[Stored data]
◆ ◆ ◆ ◆ ◆

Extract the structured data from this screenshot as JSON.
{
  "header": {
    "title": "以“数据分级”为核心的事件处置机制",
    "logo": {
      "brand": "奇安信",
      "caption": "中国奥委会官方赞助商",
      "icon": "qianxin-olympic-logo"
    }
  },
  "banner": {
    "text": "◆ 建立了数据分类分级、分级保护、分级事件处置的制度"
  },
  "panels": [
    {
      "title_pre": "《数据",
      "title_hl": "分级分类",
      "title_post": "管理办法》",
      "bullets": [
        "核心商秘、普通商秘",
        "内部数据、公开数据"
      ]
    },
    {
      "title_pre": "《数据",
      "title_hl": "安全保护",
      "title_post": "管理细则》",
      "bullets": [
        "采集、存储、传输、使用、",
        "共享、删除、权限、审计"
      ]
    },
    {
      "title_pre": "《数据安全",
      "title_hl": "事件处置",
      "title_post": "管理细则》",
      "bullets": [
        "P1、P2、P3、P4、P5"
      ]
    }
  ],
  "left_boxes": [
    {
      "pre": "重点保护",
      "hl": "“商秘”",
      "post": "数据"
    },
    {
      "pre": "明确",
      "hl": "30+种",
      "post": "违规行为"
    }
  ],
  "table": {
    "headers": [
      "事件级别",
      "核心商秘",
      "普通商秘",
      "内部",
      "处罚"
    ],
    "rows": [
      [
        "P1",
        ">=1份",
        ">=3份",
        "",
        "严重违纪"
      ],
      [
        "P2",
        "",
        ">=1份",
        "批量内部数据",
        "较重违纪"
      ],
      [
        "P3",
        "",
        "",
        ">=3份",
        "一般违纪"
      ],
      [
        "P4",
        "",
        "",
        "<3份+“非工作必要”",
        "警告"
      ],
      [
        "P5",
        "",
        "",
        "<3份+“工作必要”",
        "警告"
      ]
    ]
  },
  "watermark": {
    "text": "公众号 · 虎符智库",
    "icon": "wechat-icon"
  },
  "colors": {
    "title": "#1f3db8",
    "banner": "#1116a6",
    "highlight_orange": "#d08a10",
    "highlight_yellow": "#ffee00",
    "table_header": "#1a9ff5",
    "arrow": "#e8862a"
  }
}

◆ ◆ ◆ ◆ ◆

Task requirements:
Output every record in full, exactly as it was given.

Response to this task:
Extract the structured data from this screenshot as JSON.
{
  "header": {
    "title": "以“数据分级”为核心的事件处置机制",
    "logo": {
      "brand": "奇安信",
      "caption": "中国奥委会官方赞助商",
      "icon": "qianxin-olympic-logo"
    }
  },
  "banner": {
    "text": "◆ 建立了数据分类分级、分级保护、分级事件处置的制度"
  },
  "panels": [
    {
      "title_pre": "《数据",
      "title_hl": "分级分类",
      "title_post": "管理办法》",
      "bullets": [
        "核心商秘、普通商秘",
        "内部数据、公开数据"
      ]
    },
    {
      "title_pre": "《数据",
      "title_hl": "安全保护",
      "title_post": "管理细则》",
      "bullets": [
        "采集、存储、传输、使用、",
        "共享、删除、权限、审计"
      ]
    },
    {
      "title_pre": "《数据安全",
      "title_hl": "事件处置",
      "title_post": "管理细则》",
      "bullets": [
        "P1、P2、P3、P4、P5"
      ]
    }
  ],
  "left_boxes": [
    {
      "pre": "重点保护",
      "hl": "“商秘”",
      "post": "数据"
    },
    {
      "pre": "明确",
      "hl": "30+种",
      "post": "违规行为"
    }
  ],
  "table": {
    "headers": [
      "事件级别",
      "核心商秘",
      "普通商秘",
      "内部",
      "处罚"
    ],
    "rows": [
      [
        "P1",
        ">=1份",
        ">=3份",
        "",
        "严重违纪"
      ],
      [
        "P2",
        "",
        ">=1份",
        "批量内部数据",
        "较重违纪"
      ],
      [
        "P3",
        "",
        "",
        ">=3份",
        "一般违纪"
      ],
      [
        "P4",
        "",
        "",
        "<3份+“非工作必要”",
        "警告"
      ],
      [
        "P5",
        "",
        "",
        "<3份+“工作必要”",
        "警告"
      ]
    ]
  },
  "watermark": {
    "text": "公众号 · 虎符智库",
    "icon": "wechat-icon"
  },
  "colors": {
    "title": "#1f3db8",
    "banner": "#1116a6",
    "highlight_orange": "#d08a10",
    "highlight_yellow": "#ffee00",
    "table_header": "#1a9ff5",
    "arrow": "#e8862a"
  }
}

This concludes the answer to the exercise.